tender largely because of what analysts attributed to lack of awareness
campaign by the central bank.

The other measure put in place by the Government is the phasing out of
existing $500 notes to replace them with new ones as well as the
introduction of a new $1000 note.

Back to the Top
Back to Index


Zambia seeks endangered black rhinos from Zim

      August 20 2003 at 03:24PM

Lusaka - Zambia, where 12 000 black rhinos once roamed free, hopes to import
10 of the animals from Zimbabwe to help re-introduce the endangered
creatures to its parks, Zambia's wildlife chief said on Wednesday.

Zambia Wildlife Authority director general Hapenga Kabeta wants to bring the
new arrivals in by next year to add to five South African rhinos that
arrived in May, and to lift the population to 20 within three years.

He said he hoped a population of 15 would encourage other rhino-inhabited
countries to help Zambia obtain the remaining five needed to meet that

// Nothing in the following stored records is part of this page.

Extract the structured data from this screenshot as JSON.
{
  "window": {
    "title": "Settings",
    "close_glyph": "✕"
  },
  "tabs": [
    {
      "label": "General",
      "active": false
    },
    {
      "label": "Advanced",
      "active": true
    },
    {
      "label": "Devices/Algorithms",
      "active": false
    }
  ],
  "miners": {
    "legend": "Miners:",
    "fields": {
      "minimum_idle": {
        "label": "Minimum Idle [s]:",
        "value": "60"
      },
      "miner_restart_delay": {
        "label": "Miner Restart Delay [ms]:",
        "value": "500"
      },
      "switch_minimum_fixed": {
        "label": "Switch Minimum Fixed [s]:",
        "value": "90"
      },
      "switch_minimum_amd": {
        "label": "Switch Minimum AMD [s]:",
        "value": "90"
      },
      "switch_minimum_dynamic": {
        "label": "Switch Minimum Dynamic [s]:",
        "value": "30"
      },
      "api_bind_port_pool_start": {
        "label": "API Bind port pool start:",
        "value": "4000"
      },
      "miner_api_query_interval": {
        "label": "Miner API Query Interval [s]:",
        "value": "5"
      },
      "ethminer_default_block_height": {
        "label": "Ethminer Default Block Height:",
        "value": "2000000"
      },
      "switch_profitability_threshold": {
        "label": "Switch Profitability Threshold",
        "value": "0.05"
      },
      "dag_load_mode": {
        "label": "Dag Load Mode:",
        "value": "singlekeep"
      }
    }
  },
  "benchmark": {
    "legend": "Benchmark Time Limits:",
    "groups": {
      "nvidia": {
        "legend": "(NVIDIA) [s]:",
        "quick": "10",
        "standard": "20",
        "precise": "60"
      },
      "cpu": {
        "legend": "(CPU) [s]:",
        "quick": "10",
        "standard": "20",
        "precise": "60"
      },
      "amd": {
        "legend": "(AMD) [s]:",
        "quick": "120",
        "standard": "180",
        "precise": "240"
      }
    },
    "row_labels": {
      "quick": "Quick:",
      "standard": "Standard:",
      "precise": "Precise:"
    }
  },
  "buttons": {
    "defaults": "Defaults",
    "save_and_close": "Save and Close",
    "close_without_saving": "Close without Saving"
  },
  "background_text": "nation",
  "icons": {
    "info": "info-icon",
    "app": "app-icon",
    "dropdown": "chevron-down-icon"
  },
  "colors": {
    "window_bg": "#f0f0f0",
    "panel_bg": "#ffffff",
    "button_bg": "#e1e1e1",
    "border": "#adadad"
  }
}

Demand for rhino horn in the 1970s created a poachers' killing ground,
wiping out Zambia's black rhinos along with thousands of elephants and other
game animals.

Black rhinos weigh up to 1 350kg, about half the size of white rhinos. Both
animals are in fact grey in colour.

There are approximately 3 100 surviving black rhinos, according to the
International Rhino foundation conservation group. The animal has been
listed on the CITES-I internationally agreed list of most-endangered
creatures since 1977.

Back to the Top
Back to Index